> Task to complete:
In the entries below, find every line with "合集笔记" and copy it.

►

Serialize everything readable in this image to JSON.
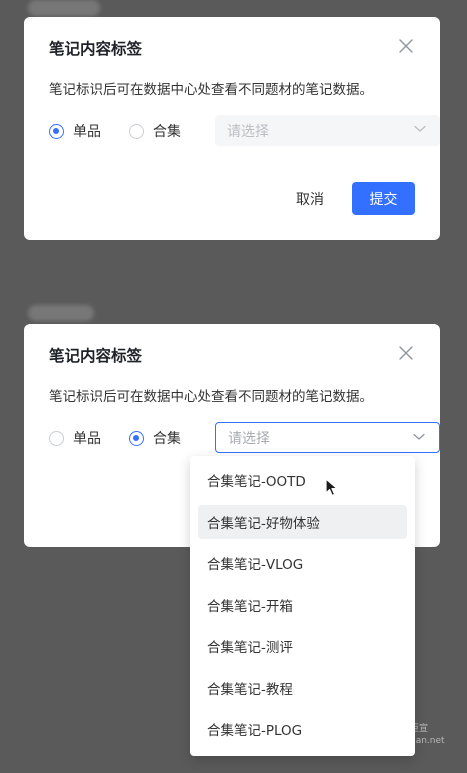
{
  "dialog": {
    "title": "笔记内容标签",
    "description": "笔记标识后可在数据中心处查看不同题材的笔记数据。",
    "radio_single": "单品",
    "radio_collection": "合集",
    "select_placeholder": "请选择",
    "cancel_label": "取消",
    "submit_label": "提交"
  },
  "state1": {
    "selected": "单品",
    "select_enabled": false
  },
  "state2": {
    "selected": "合集",
    "select_enabled": true,
    "dropdown_open": true,
    "hovered_option": "合集笔记-好物体验"
  },
  "dropdown": {
    "options": [
      "合集笔记-OOTD",
      "合集笔记-好物体验",
      "合集笔记-VLOG",
      "合集笔记-开箱",
      "合集笔记-测评",
      "合集笔记-教程",
      "合集笔记-PLOG"
    ]
  },
  "watermark": {
    "line1": "巨宣",
    "line2": "uan.net"
  },
  "colors": {
    "primary": "#3370ff",
    "overlay": "#5a5a5a",
    "hover_bg": "#eff0f1"
  },
  "icons": {
    "close": "close-icon",
    "arrow": "chevron-down-icon",
    "cursor": "mouse-pointer-icon"
  }
}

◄

> Answer for this exercise:
    "hovered_option": "合集笔记-好物体验"
      "合集笔记-OOTD",
      "合集笔记-好物体验",
      "合集笔记-VLOG",
      "合集笔记-开箱",
      "合集笔记-测评",
      "合集笔记-教程",
      "合集笔记-PLOG"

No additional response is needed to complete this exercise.